ENTRIES PROVIDED >>
.....

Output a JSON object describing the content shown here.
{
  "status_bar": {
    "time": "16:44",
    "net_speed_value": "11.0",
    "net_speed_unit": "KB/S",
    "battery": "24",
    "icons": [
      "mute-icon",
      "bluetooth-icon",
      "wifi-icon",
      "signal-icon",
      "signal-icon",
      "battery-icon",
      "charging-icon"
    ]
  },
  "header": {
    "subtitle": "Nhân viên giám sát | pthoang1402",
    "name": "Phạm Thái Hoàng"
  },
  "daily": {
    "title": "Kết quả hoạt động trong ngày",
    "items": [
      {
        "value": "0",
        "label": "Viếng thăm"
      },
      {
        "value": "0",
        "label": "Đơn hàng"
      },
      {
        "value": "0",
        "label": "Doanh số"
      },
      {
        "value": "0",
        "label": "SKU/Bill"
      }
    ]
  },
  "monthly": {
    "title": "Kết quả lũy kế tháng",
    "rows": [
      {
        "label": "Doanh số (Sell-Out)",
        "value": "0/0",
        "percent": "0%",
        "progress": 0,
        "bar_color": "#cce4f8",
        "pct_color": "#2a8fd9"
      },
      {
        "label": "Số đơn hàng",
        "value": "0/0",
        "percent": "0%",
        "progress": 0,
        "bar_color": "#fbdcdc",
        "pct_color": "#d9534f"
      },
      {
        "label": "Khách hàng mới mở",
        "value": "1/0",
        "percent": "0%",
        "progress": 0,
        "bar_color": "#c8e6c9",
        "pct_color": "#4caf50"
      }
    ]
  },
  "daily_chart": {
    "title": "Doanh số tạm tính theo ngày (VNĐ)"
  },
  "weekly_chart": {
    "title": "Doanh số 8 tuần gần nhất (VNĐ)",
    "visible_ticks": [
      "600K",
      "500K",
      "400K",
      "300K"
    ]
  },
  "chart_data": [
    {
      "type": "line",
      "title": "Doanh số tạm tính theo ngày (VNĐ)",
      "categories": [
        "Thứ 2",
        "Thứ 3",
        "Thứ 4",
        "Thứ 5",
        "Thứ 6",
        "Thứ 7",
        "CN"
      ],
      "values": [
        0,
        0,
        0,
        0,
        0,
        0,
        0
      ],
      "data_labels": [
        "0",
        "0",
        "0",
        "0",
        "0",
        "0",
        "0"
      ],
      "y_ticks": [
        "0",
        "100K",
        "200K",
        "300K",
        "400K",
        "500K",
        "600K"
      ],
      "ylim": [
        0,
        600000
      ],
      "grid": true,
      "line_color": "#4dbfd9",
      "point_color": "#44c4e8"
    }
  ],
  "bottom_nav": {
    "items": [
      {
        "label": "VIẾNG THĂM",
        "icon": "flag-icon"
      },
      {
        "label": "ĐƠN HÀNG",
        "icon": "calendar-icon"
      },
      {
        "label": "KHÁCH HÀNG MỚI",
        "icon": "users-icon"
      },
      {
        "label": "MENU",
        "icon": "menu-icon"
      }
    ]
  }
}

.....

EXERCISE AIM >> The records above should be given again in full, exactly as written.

EXERCISE OUTPUT >>
Output a JSON object describing the content shown here.
{
  "status_bar": {
    "time": "16:44",
    "net_speed_value": "11.0",
    "net_speed_unit": "KB/S",
    "battery": "24",
    "icons": [
      "mute-icon",
      "bluetooth-icon",
      "wifi-icon",
      "signal-icon",
      "signal-icon",
      "battery-icon",
      "charging-icon"
    ]
  },
  "header": {
    "subtitle": "Nhân viên giám sát | pthoang1402",
    "name": "Phạm Thái Hoàng"
  },
  "daily": {
    "title": "Kết quả hoạt động trong ngày",
    "items": [
      {
        "value": "0",
        "label": "Viếng thăm"
      },
      {
        "value": "0",
        "label": "Đơn hàng"
      },
      {
        "value": "0",
        "label": "Doanh số"
      },
      {
        "value": "0",
        "label": "SKU/Bill"
      }
    ]
  },
  "monthly": {
    "title": "Kết quả lũy kế tháng",
    "rows": [
      {
        "label": "Doanh số (Sell-Out)",
        "value": "0/0",
        "percent": "0%",
        "progress": 0,
        "bar_color": "#cce4f8",
        "pct_color": "#2a8fd9"
      },
      {
        "label": "Số đơn hàng",
        "value": "0/0",
        "percent": "0%",
        "progress": 0,
        "bar_color": "#fbdcdc",
        "pct_color": "#d9534f"
      },
      {
        "label": "Khách hàng mới mở",
        "value": "1/0",
        "percent": "0%",
        "progress": 0,
        "bar_color": "#c8e6c9",
        "pct_color": "#4caf50"
      }
    ]
  },
  "daily_chart": {
    "title": "Doanh số tạm tính theo ngày (VNĐ)"
  },
  "weekly_chart": {
    "title": "Doanh số 8 tuần gần nhất (VNĐ)",
    "visible_ticks": [
      "600K",
      "500K",
      "400K",
      "300K"
    ]
  },
  "chart_data": [
    {
      "type": "line",
      "title": "Doanh số tạm tính theo ngày (VNĐ)",
      "categories": [
        "Thứ 2",
        "Thứ 3",
        "Thứ 4",
        "Thứ 5",
        "Thứ 6",
        "Thứ 7",
        "CN"
      ],
      "values": [
        0,
        0,
        0,
        0,
        0,
        0,
        0
      ],
      "data_labels": [
        "0",
        "0",
        "0",
        "0",
        "0",
        "0",
        "0"
      ],
      "y_ticks": [
        "0",
        "100K",
        "200K",
        "300K",
        "400K",
        "500K",
        "600K"
      ],
      "ylim": [
        0,
        600000
      ],
      "grid": true,
      "line_color": "#4dbfd9",
      "point_color": "#44c4e8"
    }
  ],
  "bottom_nav": {
    "items": [
      {
        "label": "VIẾNG THĂM",
        "icon": "flag-icon"
      },
      {
        "label": "ĐƠN HÀNG",
        "icon": "calendar-icon"
      },
      {
        "label": "KHÁCH HÀNG MỚI",
        "icon": "users-icon"
      },
      {
        "label": "MENU",
        "icon": "menu-icon"
      }
    ]
  }
}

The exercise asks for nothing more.